■ Your instructions ■
Scan the entries below, and for each line that includes the word "views", make a copy.

(Data about app and page elements)
####
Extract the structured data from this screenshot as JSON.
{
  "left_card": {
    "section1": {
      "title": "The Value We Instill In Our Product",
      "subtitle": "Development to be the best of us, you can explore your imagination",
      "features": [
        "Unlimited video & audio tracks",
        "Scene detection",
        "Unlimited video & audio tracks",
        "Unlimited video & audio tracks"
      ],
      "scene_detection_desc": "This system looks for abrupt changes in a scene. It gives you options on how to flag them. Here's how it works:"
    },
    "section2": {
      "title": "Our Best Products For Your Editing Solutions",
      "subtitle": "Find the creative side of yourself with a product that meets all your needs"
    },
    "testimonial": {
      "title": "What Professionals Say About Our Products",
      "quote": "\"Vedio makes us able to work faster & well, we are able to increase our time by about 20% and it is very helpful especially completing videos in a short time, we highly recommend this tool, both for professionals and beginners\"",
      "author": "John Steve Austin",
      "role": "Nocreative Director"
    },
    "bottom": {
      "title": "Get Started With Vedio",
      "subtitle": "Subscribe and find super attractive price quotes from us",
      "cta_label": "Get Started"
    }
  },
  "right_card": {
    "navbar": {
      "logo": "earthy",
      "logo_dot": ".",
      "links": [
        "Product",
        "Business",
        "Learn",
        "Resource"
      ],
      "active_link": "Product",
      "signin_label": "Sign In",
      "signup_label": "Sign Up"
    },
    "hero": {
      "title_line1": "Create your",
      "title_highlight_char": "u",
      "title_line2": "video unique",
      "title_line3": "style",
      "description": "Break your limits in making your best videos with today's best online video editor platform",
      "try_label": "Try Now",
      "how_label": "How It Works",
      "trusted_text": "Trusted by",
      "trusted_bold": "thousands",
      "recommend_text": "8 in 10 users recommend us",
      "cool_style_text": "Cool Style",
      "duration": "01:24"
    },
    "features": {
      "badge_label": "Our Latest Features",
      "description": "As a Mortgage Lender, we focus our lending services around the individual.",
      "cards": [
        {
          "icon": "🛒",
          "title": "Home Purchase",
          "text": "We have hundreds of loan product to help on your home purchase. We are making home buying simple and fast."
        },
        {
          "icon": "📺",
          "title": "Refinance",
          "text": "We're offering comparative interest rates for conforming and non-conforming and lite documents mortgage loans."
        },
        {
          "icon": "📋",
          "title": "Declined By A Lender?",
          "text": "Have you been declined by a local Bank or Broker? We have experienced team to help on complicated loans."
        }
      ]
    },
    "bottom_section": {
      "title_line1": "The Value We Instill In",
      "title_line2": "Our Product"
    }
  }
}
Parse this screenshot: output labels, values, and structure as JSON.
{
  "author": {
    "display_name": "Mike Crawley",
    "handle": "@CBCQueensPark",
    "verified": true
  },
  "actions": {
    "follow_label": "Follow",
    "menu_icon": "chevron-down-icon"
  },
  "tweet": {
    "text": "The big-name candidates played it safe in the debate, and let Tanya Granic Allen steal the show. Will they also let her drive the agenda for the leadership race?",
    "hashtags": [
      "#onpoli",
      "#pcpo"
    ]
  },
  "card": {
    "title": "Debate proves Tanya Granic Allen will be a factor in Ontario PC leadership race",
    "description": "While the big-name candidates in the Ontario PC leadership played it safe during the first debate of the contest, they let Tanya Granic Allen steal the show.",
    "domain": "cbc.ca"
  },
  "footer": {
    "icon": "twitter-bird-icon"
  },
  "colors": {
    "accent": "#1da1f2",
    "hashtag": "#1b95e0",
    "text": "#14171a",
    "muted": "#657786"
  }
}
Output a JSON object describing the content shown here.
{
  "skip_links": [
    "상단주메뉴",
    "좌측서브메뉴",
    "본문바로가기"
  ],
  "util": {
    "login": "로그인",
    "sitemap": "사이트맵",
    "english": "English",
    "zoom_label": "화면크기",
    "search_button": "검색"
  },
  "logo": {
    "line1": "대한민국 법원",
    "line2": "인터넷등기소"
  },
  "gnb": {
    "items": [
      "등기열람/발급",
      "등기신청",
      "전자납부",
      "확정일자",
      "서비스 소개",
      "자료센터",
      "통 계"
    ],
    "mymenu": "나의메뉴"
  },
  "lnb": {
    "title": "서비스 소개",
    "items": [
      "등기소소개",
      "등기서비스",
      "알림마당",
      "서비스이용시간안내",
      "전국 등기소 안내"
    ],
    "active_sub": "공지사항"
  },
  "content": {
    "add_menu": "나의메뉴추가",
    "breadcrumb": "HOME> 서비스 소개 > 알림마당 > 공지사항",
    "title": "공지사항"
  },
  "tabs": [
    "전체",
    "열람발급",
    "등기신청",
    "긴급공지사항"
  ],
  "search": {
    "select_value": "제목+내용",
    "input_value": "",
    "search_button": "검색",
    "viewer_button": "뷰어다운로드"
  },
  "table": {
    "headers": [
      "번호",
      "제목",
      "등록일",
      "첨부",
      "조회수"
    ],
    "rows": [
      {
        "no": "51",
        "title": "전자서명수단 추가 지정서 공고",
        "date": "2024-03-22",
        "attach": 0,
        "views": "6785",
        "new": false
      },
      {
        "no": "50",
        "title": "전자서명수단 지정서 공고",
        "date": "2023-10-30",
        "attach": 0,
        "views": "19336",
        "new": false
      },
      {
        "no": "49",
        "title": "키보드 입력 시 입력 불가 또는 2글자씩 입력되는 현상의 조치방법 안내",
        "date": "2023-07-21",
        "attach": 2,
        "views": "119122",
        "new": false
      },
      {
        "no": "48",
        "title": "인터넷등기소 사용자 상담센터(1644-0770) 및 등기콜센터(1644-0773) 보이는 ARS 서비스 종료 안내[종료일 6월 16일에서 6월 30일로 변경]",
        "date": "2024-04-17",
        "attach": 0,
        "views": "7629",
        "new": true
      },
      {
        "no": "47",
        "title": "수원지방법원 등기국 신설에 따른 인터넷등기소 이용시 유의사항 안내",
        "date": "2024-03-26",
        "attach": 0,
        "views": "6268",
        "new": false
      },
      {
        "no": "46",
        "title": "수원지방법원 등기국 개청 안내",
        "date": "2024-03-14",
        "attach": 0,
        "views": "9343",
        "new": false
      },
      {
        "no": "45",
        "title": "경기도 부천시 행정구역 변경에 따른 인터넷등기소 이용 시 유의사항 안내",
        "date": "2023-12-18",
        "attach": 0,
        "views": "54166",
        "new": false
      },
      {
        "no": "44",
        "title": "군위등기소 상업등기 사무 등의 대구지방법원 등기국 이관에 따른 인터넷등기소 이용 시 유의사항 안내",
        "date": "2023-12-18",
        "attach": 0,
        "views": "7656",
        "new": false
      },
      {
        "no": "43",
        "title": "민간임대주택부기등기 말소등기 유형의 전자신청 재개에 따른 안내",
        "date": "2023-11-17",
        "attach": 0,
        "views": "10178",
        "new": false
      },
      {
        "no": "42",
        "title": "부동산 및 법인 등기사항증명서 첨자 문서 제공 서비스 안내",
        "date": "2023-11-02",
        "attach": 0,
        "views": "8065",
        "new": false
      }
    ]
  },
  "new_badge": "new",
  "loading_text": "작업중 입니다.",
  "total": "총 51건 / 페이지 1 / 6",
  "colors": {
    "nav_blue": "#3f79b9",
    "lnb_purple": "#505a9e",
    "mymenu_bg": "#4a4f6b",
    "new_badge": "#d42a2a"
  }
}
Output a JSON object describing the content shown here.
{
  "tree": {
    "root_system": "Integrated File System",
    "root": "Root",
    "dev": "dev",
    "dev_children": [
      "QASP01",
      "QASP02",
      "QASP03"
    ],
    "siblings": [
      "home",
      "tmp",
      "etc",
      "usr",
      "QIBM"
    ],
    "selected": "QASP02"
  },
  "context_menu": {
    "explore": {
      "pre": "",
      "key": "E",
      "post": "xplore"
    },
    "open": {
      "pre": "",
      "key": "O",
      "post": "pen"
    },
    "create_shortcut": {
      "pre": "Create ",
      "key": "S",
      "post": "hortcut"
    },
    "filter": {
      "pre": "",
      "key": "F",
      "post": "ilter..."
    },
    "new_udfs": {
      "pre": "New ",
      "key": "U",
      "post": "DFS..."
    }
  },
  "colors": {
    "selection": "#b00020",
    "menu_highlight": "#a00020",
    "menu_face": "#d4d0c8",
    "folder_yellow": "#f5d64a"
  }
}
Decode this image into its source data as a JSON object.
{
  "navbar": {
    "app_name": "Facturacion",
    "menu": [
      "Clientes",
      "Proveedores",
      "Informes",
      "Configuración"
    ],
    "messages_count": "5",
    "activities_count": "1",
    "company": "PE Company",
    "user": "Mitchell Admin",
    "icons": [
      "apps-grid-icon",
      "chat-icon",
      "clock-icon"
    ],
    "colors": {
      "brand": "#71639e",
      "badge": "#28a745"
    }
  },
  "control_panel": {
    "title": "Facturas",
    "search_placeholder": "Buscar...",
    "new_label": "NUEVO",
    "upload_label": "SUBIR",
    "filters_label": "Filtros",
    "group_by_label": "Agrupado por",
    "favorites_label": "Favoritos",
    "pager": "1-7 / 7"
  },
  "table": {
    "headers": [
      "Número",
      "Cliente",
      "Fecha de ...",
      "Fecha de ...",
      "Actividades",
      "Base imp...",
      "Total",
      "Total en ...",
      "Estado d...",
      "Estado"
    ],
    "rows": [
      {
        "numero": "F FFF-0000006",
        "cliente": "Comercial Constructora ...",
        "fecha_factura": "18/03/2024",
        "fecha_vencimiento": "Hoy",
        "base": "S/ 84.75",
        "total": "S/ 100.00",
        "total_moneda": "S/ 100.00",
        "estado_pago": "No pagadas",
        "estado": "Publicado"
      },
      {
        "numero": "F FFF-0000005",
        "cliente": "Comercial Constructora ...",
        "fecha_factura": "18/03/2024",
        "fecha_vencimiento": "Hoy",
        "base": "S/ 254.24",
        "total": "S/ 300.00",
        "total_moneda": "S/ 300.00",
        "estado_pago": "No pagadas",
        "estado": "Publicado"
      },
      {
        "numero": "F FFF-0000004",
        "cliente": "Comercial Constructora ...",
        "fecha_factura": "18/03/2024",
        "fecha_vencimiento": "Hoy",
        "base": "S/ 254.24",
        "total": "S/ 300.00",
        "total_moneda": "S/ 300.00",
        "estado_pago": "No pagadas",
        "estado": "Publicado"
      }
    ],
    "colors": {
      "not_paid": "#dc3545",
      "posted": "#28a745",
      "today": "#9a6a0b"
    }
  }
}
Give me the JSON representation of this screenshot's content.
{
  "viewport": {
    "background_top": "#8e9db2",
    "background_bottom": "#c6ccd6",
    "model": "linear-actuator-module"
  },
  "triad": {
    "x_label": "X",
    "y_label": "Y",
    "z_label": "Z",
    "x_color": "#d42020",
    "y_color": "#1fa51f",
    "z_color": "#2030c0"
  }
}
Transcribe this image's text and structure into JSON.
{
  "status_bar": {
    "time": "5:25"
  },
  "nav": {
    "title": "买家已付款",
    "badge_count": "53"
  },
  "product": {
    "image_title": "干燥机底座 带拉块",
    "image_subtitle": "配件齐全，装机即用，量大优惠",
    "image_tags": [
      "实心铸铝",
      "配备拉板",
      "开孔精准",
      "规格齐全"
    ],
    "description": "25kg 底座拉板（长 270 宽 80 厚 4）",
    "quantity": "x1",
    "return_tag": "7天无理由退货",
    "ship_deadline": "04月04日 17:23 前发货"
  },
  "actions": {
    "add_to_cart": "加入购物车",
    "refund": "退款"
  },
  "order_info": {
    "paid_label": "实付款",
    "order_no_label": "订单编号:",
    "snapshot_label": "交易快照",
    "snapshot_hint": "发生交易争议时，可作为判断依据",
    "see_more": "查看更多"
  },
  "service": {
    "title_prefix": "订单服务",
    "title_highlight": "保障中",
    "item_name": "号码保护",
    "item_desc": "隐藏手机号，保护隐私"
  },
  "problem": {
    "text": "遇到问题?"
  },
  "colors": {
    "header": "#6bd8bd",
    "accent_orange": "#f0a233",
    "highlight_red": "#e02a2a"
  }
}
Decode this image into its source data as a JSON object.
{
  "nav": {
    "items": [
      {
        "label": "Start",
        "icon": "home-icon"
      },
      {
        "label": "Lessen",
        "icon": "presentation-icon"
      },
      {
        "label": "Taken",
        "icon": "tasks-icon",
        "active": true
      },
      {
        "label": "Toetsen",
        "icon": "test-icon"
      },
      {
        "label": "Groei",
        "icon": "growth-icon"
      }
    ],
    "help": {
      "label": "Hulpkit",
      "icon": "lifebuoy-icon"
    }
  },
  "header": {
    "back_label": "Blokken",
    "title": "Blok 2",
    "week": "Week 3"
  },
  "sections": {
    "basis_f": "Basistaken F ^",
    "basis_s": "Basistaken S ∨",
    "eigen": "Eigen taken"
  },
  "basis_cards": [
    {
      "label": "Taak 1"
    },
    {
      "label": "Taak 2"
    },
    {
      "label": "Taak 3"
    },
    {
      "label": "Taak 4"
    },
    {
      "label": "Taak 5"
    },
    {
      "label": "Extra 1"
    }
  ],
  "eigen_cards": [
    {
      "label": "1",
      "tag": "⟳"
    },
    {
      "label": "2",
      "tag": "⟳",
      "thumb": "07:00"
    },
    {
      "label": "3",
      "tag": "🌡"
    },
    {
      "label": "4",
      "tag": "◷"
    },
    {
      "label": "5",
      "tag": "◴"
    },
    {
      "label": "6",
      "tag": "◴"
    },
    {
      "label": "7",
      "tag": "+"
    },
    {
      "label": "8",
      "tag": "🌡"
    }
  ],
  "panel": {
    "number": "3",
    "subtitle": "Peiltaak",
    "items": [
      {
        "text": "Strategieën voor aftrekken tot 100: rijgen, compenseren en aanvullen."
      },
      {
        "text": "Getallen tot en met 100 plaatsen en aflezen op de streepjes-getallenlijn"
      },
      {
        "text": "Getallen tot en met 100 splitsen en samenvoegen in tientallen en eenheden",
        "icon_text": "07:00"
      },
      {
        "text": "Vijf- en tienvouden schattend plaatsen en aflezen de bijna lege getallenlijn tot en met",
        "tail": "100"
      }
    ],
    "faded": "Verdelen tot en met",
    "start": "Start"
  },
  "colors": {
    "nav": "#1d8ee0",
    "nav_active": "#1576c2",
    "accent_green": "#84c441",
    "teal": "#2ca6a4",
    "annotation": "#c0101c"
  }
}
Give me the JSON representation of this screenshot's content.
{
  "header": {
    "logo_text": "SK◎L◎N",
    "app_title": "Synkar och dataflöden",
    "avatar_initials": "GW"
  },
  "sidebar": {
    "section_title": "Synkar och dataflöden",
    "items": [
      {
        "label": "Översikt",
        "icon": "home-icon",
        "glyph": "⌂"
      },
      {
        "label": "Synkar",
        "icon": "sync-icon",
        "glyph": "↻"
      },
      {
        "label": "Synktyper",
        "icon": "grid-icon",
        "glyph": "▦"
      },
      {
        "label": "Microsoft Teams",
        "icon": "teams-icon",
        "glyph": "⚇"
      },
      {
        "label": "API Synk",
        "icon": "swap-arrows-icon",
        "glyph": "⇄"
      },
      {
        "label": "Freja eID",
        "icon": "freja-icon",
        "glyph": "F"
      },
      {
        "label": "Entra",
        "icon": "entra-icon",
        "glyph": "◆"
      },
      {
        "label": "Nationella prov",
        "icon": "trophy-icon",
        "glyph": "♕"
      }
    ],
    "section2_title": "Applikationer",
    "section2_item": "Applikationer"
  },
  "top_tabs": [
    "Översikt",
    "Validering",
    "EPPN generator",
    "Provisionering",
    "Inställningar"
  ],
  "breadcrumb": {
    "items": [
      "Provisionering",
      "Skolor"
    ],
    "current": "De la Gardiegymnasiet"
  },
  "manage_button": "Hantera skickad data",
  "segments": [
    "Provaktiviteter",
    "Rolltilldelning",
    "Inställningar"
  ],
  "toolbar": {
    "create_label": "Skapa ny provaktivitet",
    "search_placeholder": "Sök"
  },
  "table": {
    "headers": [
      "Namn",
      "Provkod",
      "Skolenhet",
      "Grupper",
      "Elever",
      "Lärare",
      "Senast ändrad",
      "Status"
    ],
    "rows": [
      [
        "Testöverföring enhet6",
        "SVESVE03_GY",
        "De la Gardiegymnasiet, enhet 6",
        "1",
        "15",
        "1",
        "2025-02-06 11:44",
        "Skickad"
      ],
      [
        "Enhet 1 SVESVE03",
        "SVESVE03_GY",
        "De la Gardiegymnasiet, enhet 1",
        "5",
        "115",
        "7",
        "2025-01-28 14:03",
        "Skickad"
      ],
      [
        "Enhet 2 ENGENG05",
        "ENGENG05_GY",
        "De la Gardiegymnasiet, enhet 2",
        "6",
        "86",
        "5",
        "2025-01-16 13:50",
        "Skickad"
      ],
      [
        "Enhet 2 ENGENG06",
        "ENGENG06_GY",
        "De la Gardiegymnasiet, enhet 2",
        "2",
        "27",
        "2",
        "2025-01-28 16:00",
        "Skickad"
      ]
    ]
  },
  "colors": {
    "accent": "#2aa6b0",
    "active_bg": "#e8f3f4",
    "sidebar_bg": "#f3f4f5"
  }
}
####
■ Task response ■
        "views": "6785",
        "views": "19336",
        "views": "119122",
        "views": "7629",
        "views": "6268",
        "views": "9343",
        "views": "54166",
        "views": "7656",
        "views": "10178",
        "views": "8065",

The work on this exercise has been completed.